At what point, with the states divided into single party red, and single party blue, how long till various forms of secession start to be appealing to both sides?  Remember that the right’s obsession with state’s rights tends to blind them to the advantages of the Federal role.

A frightening prospect.  But when one party stops representing a huge swathe of the country, that is what happens.

 

 

 

 

 

Trump Does Not Only Speak for himself — He Also Acts Only For Himself

Tillerson memorably explained that the President speaks for himself.

That’s bad enough.

But, once you think about it, it becomes crystal clear not only that he not acts for himself, but that the acts ONLY for himself.

Every story bout his financial benefits, about his marketing, about his policies, about his ego-serving behavior, demonstrates that nothing is done with any perception of national interest, let alone world interest.

Indeed, he has gotten away with this for so long because his base thinks he is acting in their interest.  So the simple trick is get them to start to see otherwise,  Maybe Tillerson has show how to start.

Remember, he acts only for himself.

 

 

If Trump Is Planning a Pardon for the Arizona Sheriff, He Might Want to Think again.

It does appear to be good law that even Federal Court criminal contempts are pardonable by presidents.  (I had  thought there might be a separation of power claim.)

However, the Supreme Curt has hinted, back in 1925, that a pattern of abuse could lead to impeachment.  The language might also provide some tools to persuade the Court to look differently at the Sheriff’s behavior, and any Trump pardon.

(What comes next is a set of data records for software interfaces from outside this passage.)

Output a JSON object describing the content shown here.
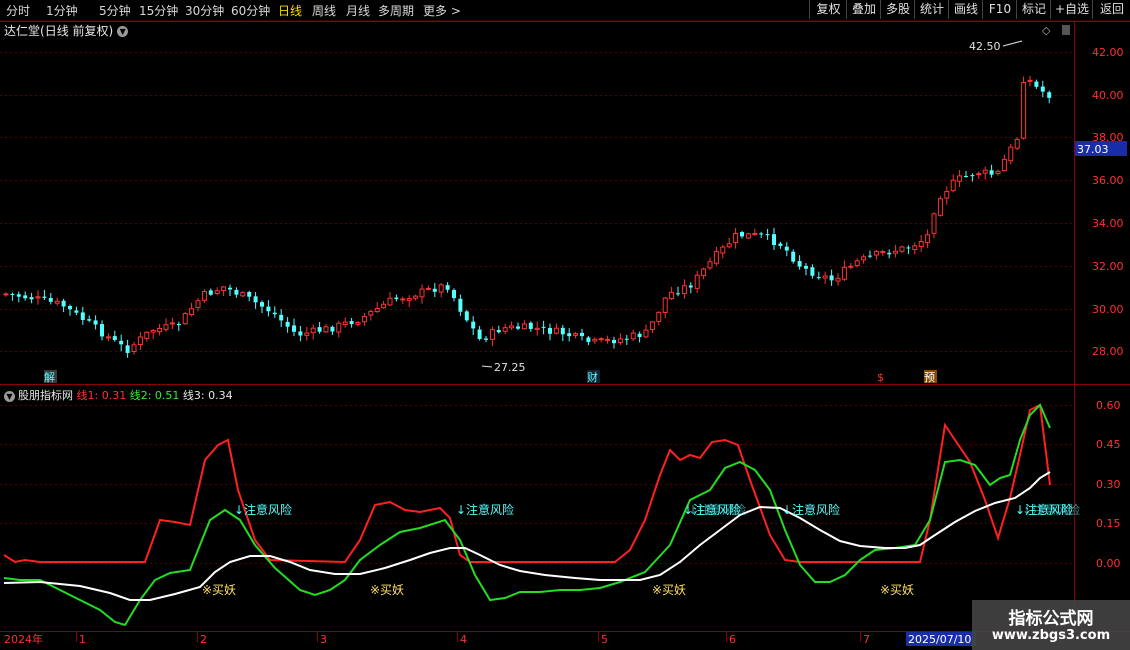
{
  "toolbar": {
    "periods": [
      "分时",
      "1分钟",
      "5分钟",
      "15分钟",
      "30分钟",
      "60分钟",
      "日线",
      "周线",
      "月线",
      "多周期",
      "更多 >"
    ],
    "active_period": "日线",
    "buttons": [
      "复权",
      "叠加",
      "多股",
      "统计",
      "画线",
      "F10",
      "标记",
      "+自选",
      "返回"
    ]
  },
  "main_chart": {
    "stock_name": "达仁堂",
    "mode": "(日线 前复权)",
    "price_axis": [
      "42.00",
      "40.00",
      "38.00",
      "36.00",
      "34.00",
      "32.00",
      "30.00",
      "28.00"
    ],
    "current_price": "37.03",
    "high_label": "42.50",
    "low_label": "27.25",
    "markers": [
      "解",
      "财",
      "$",
      "预"
    ],
    "colors": {
      "up": "#ff3232",
      "down": "#54ffff"
    }
  },
  "indicator": {
    "name": "股朋指标网",
    "line1_label": "线1: 0.31",
    "line2_label": "线2: 0.51",
    "line3_label": "线3: 0.34",
    "axis": [
      "0.60",
      "0.45",
      "0.30",
      "0.15",
      "0.00"
    ],
    "signal_buy": "※买妖",
    "signal_risk": "↓注意风险",
    "colors": {
      "line1": "#ff2020",
      "line2": "#22dd22",
      "line3": "#ffffff"
    }
  },
  "date_axis": [
    "2024年",
    "1",
    "2",
    "3",
    "4",
    "5",
    "6",
    "7"
  ],
  "cursor_date": "2025/07/10",
  "watermark": {
    "title": "指标公式网",
    "url": "www.zbgs3.com"
  }
}
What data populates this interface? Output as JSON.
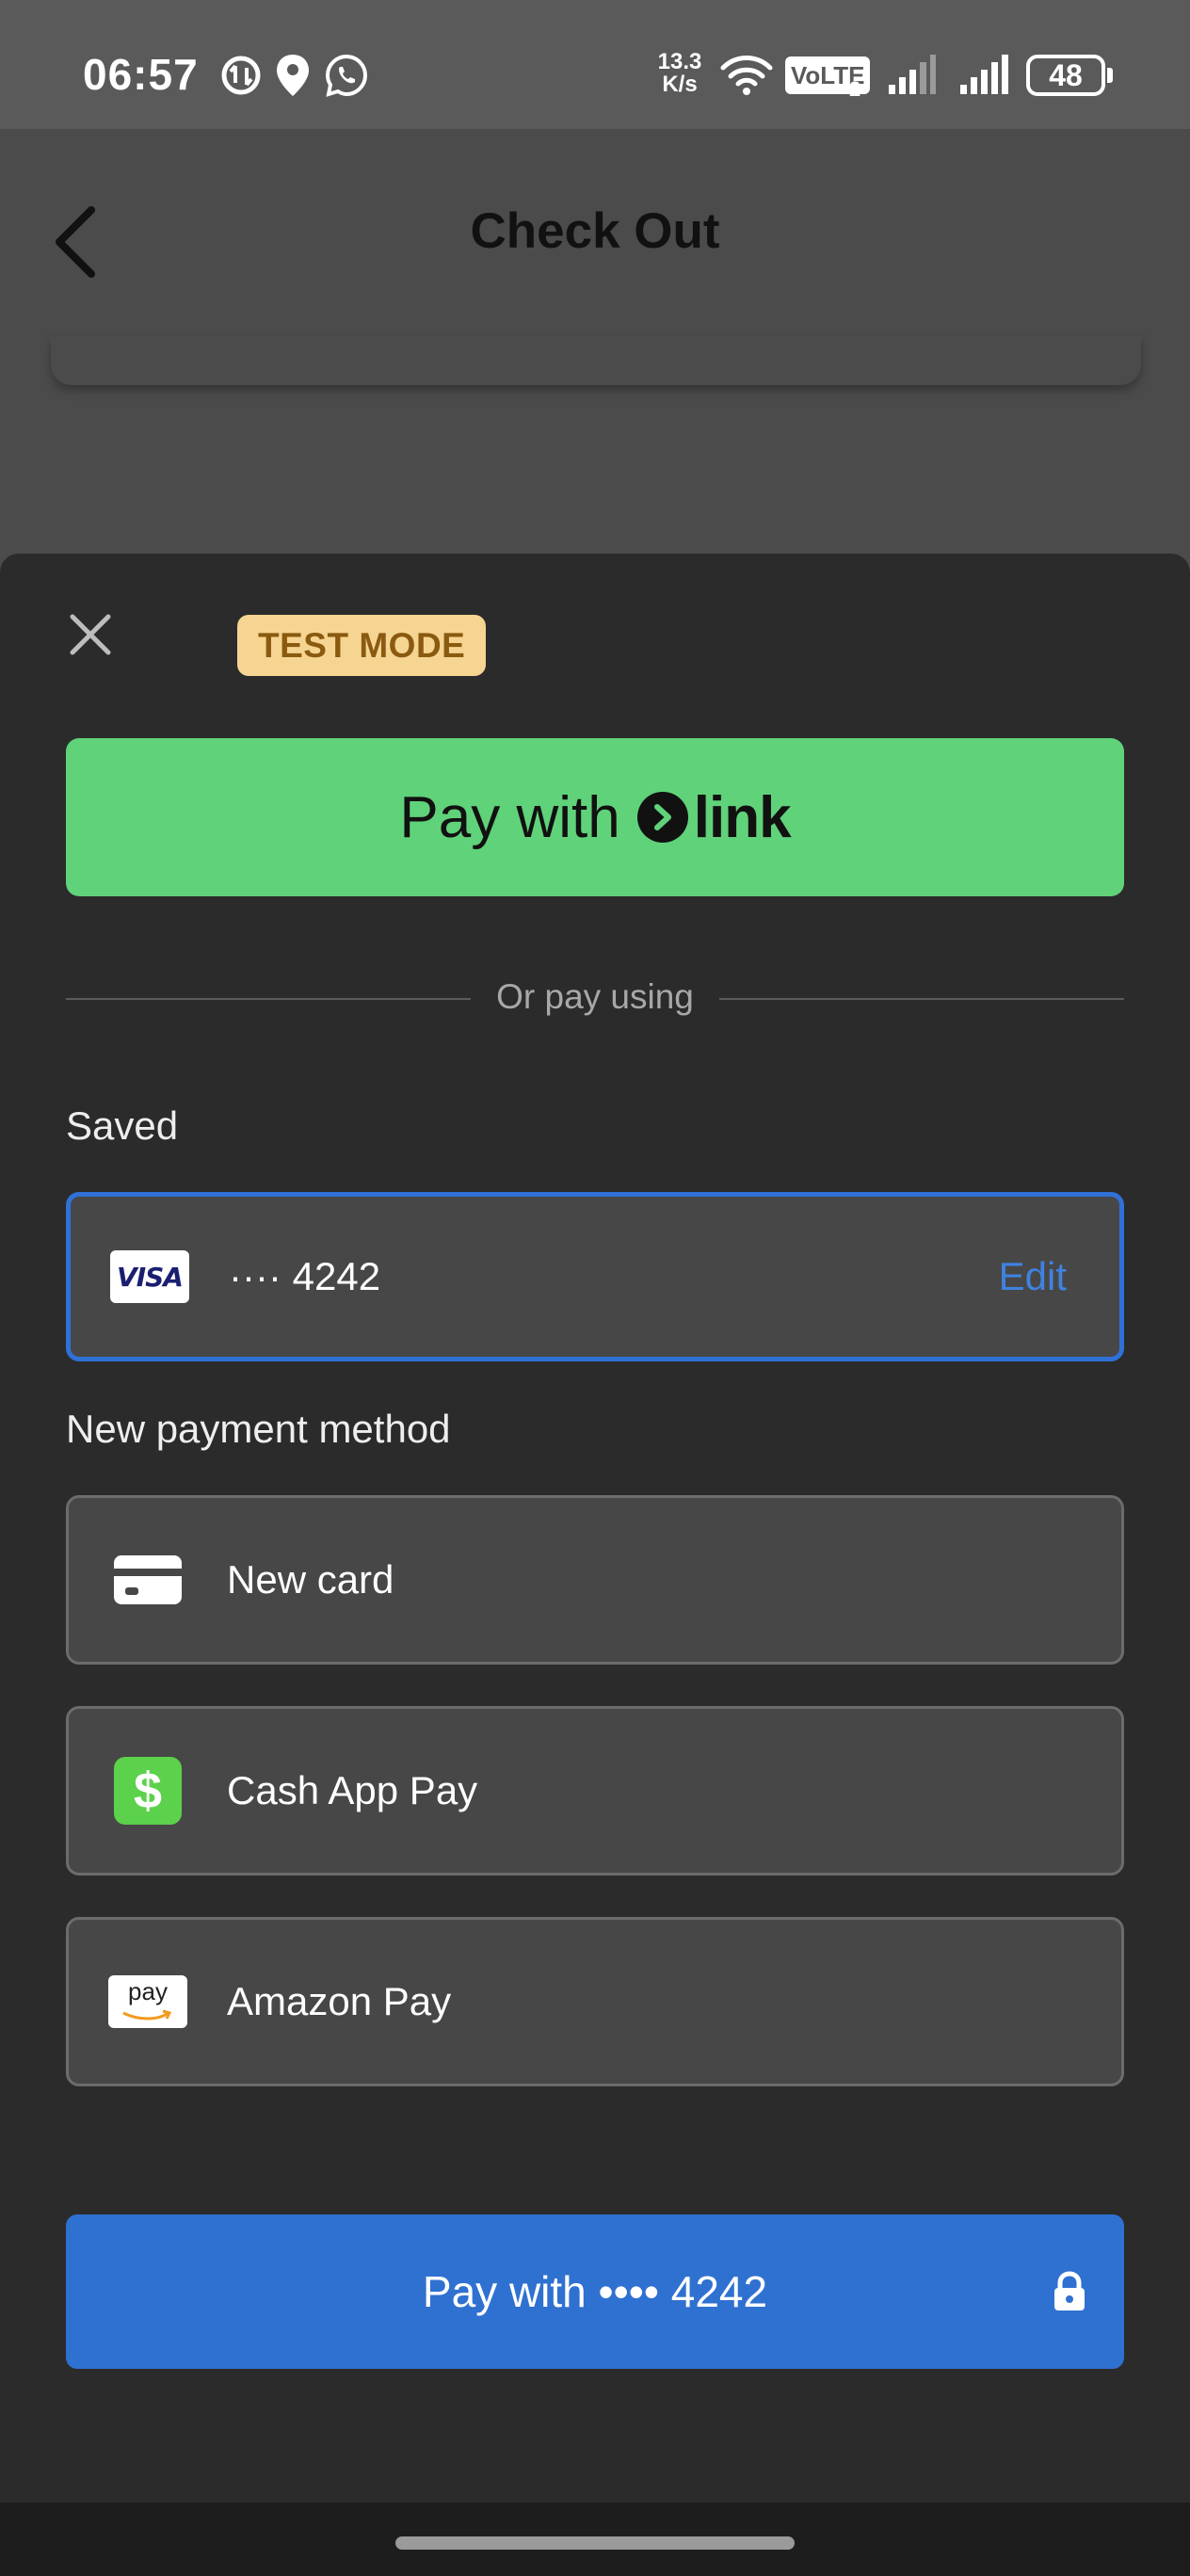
{
  "status_bar": {
    "time": "06:57",
    "net_speed_top": "13.3",
    "net_speed_bottom": "K/s",
    "volte": "VoLTE",
    "volte_sub": "2",
    "battery": "48",
    "icons": [
      "data-saver-icon",
      "location-icon",
      "whatsapp-icon",
      "wifi-icon",
      "signal-icon",
      "signal-icon",
      "battery-icon"
    ]
  },
  "app_bar": {
    "title": "Check Out",
    "back_icon": "chevron-left-icon"
  },
  "sheet": {
    "close_icon": "close-icon",
    "badge": "TEST MODE",
    "link_button": {
      "prefix": "Pay with",
      "brand": "link"
    },
    "divider_text": "Or pay using",
    "saved_label": "Saved",
    "saved_card": {
      "brand": "VISA",
      "masked": "···· 4242",
      "edit": "Edit"
    },
    "new_method_label": "New payment method",
    "methods": [
      {
        "label": "New card",
        "icon": "card-icon"
      },
      {
        "label": "Cash App Pay",
        "icon": "cash-app-icon",
        "glyph": "$"
      },
      {
        "label": "Amazon Pay",
        "icon": "amazon-pay-icon",
        "glyph": "pay"
      }
    ],
    "pay_button": "Pay with •••• 4242",
    "lock_icon": "lock-icon"
  },
  "colors": {
    "link_green": "#60d27a",
    "primary_blue": "#2f71d0",
    "badge_bg": "#f6d592",
    "sheet_bg": "#2b2b2b"
  }
}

Here is what the court said in In the Matter of Philip Grossman, 267 U.S. 87 (1925)

A pardon can only be granted for a contempt fully completed. Neither in this country nor in England can it interfere with the use of coercive measures to enforce a suitor’s right. The detrimental effect of excessive pardons of completed contempts would be in the loss of the deterrent influence upon future contempts. It is of the same character as that of the excessive pardons of other offenses. The difference does not justify our reading criminal contempts out of the pardon clause by departing from its ordinary meaning confirmed by its common law origin and long years of practice and acquiescence.

If it be said that the President, by successive pardons of constantly recurring contempts in particular litigation, might deprive a court of power to enforce its orders in a recalcitrant neighborhood, it is enough to observe that such a course is so improbable as to furnish but little basis for argument. Exceptional cases like this, if to be imagined at all, would suggest a resort to impeachment rather than to a narrow and strained construction of the general powers of the President.
(Bold added.)

There just are not so many Supreme Court cases about impeachment, so every hint is meaningful.  This might stand for:

The proposition that use of pardons, in a pattern, could result in impeachment,

That acts that go to undermining the constitutional balance are appropriate for impeachment,

The idea hat the impeachment clause phrase “high crimes and misdemeanors,” is not necessarily limited to violations of the criminal code.

I would welcome additional suggestions.  Read and enjoy the full case.

More particularly, with respect to Arizona, the use of a pardon to undermine Federal authority is said to be particularly disturbing, for example in a “neighborhood.”   While the Sheriff is now out of power, such a pardon is far more threatening to Federal authority, than an individual violation of the law in the case the Supreme Court decided.

Indeed, a pardon for conviction for systematic abuses of governmental power in breach of the constitution would seem a classic exception requiring rethinking.

A sheriff’s county-wide pattern and practice of contempt for the constitution and the Federal Courts is far more damaging that an ongoing pattern of pardons for minor violations by individuals in a “neighborhood.”  Indeed, given that the case arose under the Prohibition Act, it is understandable that the Court felt the need to recognize that pardons might represent a threat to the enforcement of the law, and therefore hinted at remedies.

Time for second thoughts, Mr President.

Note:  This is a version of a very recent post on my access to justice blog.